It’s all about the adventure! Imagine exploring the newly discovered Mayan ruins in the jungles outside of Mexico City or hiking through the Tibetan Himalayas. Recreating Darwin’s passage through the Galapagos Islands or following the historical footsteps of primitive man through Africa. There are so many amazing places I want to go and once I get these kids through college, that’s exactly what I’m going to do!
If you could have dinner with any one person, dead or alive, who would it be and what would you talk about?
My dad. We lost him to cancer nearly a decade ago. I’d love the opportunity to sit down with him and tell him about all of the things his grandchildren are doing, about all of the little things I wish he could be here to experience. Introduce him to my two youngest, who he didn’t get to meet. We could talk football and Star Wars and I could thank him for everything he taught me that’s made me who I am today.
What do you find most rewarding about writing?
Everything! I get to live in a fictional world eight hours a day. I get to interact with my readers and fellow writers. I get to turn loose the voices in my head and keep myself sane. And, thanks to my loyal readers, I have the luxury of being able to spend more time at home with my family, so I don’t miss as many of the important events.
What is one thing that would surprise your fans about you or your writing process?
I write all of my manuscripts by hand. The words just seem to flow so much better that way. Typing the pages after the fact allows me to polish the prose and perform edits while the scenes are still fresh in my mind.

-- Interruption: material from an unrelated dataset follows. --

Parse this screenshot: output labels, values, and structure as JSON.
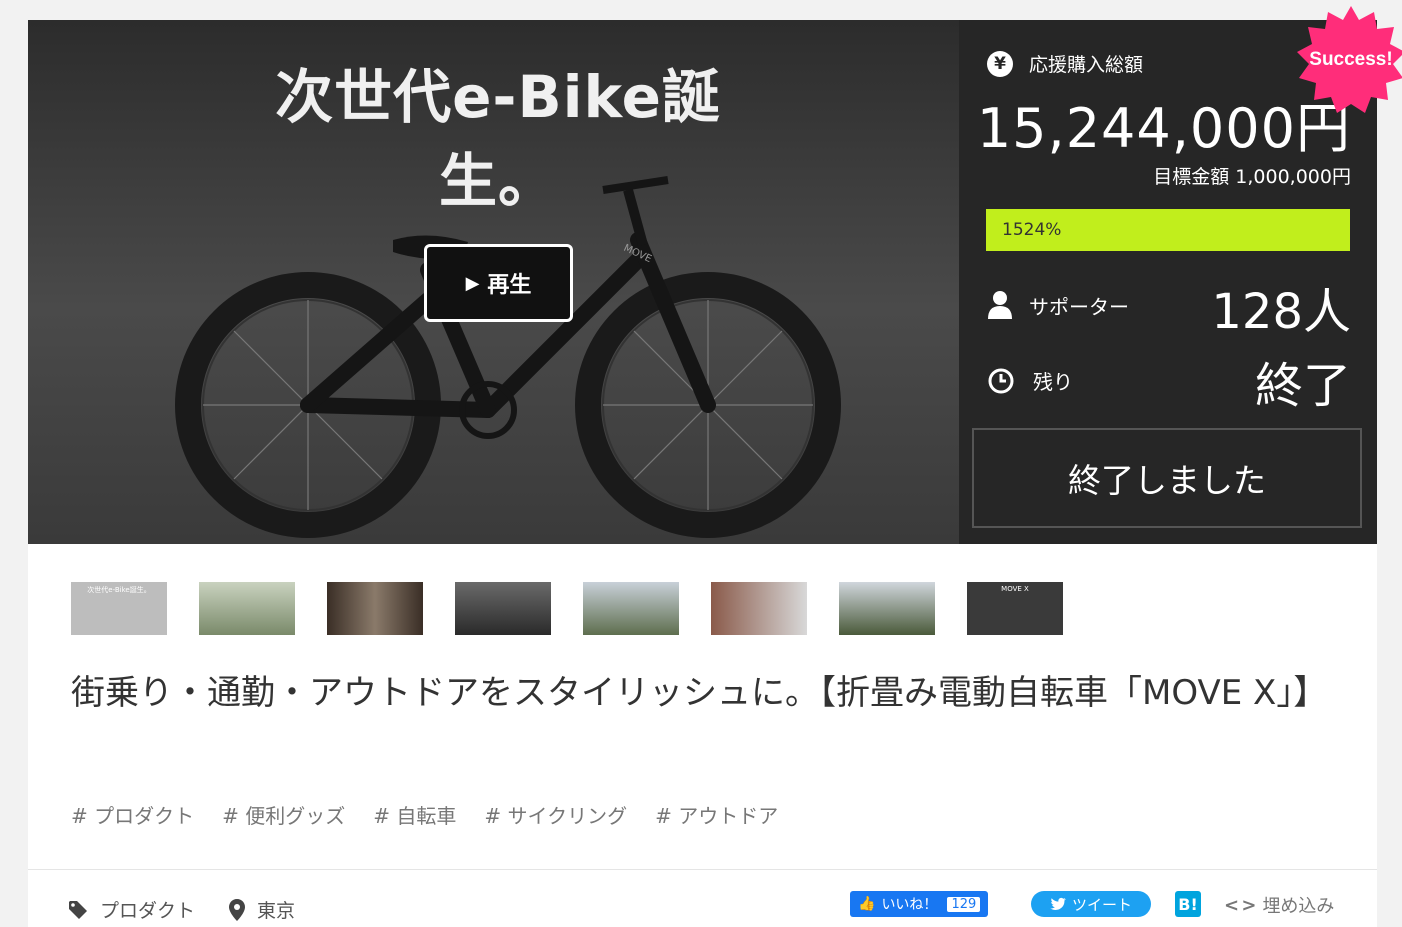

It obviously takes longer, but my work is so much better for it.
What advice would you give to new or aspiring authors who look up to you?
I know it’s hard, but wait until you’ve mastered the craft before publishing. The siren call of self-publishing can be very seductive. The money! The fame! It’s all for naught if you’re not ready. Take your time. Study. Read. Learn. A good book will always reach its desired audience, while one that’s not ready will alienate you from it.
What can we expect next from you, and where can readers go to hear the latest news?
A new novel called FEARFUL SYMMETRY—a team of scientists follows in the historical footsteps of an ill-fated Nazi expedition into the Himalayas in search of the origins of the Aryan race and discovers something far more terrifying—was just released, and CONDEMNED—racial tensions ignite when a serial killer utilizes the abandoned historical landmarks of Detroit to display his victims—hits stores in December. The coming year will also see the release of my backlist in audiobook and several German translations from Voodoo Press. To keep up with the chaos, please visit his website, or you can hook up with me on Twitter and Facebook.
Thanks to the author for taking us behind the curtain of his varied but always fascinating thriller world. If you haven’t checked out Michael McBride yet, now’s the time, as he only seems to be gaining steam. Check out SUNBLIND when it hits stores September 2.
Michael McBride is the author of ANCIENT ENEMY, BLOODLETTING, BURIAL GROUND, FEARFUL SYMMETRY, INNOCENTS LOST, PREDATORY INSTINCT, THE COYOTE, and VECTOR BORNE. His novella SNOWBLIND won the 2012 DarkFuse Readers Choice Award and received honorable mention in THE BEST HORROR OF THE YEAR. He lives in Avalanche Territory with his wife and kids.